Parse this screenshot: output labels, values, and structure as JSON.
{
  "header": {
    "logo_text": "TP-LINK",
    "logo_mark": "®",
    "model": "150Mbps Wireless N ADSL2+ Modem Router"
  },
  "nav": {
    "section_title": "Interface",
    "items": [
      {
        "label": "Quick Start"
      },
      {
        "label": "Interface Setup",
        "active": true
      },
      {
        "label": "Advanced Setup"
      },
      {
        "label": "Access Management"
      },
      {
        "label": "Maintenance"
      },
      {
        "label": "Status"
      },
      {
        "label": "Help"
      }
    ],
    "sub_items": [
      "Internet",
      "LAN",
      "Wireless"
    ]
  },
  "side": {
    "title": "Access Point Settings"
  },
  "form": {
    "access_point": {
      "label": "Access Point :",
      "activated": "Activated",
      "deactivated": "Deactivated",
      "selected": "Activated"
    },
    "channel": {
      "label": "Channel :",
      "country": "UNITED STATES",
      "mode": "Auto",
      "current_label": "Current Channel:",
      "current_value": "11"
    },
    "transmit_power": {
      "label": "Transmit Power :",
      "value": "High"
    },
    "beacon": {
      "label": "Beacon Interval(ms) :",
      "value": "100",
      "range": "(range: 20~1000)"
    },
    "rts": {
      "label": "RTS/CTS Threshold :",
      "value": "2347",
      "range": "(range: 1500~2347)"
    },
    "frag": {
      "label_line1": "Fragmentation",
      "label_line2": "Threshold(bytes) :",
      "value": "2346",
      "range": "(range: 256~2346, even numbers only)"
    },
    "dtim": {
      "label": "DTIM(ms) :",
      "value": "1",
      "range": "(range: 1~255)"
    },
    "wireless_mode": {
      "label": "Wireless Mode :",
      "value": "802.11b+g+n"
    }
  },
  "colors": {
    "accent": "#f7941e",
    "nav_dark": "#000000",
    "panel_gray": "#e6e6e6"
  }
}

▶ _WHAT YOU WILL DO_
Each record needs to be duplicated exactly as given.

▶ _WRITTEN SOLUTION_
Parse this screenshot: output labels, values, and structure as JSON.
{
  "header": {
    "logo_text": "TP-LINK",
    "logo_mark": "®",
    "model": "150Mbps Wireless N ADSL2+ Modem Router"
  },
  "nav": {
    "section_title": "Interface",
    "items": [
      {
        "label": "Quick Start"
      },
      {
        "label": "Interface Setup",
        "active": true
      },
      {
        "label": "Advanced Setup"
      },
      {
        "label": "Access Management"
      },
      {
        "label": "Maintenance"
      },
      {
        "label": "Status"
      },
      {
        "label": "Help"
      }
    ],
    "sub_items": [
      "Internet",
      "LAN",
      "Wireless"
    ]
  },
  "side": {
    "title": "Access Point Settings"
  },
  "form": {
    "access_point": {
      "label": "Access Point :",
      "activated": "Activated",
      "deactivated": "Deactivated",
      "selected": "Activated"
    },
    "channel": {
      "label": "Channel :",
      "country": "UNITED STATES",
      "mode": "Auto",
      "current_label": "Current Channel:",
      "current_value": "11"
    },
    "transmit_power": {
      "label": "Transmit Power :",
      "value": "High"
    },
    "beacon": {
      "label": "Beacon Interval(ms) :",
      "value": "100",
      "range": "(range: 20~1000)"
    },
    "rts": {
      "label": "RTS/CTS Threshold :",
      "value": "2347",
      "range": "(range: 1500~2347)"
    },
    "frag": {
      "label_line1": "Fragmentation",
      "label_line2": "Threshold(bytes) :",
      "value": "2346",
      "range": "(range: 256~2346, even numbers only)"
    },
    "dtim": {
      "label": "DTIM(ms) :",
      "value": "1",
      "range": "(range: 1~255)"
    },
    "wireless_mode": {
      "label": "Wireless Mode :",
      "value": "802.11b+g+n"
    }
  },
  "colors": {
    "accent": "#f7941e",
    "nav_dark": "#000000",
    "panel_gray": "#e6e6e6"
  }
}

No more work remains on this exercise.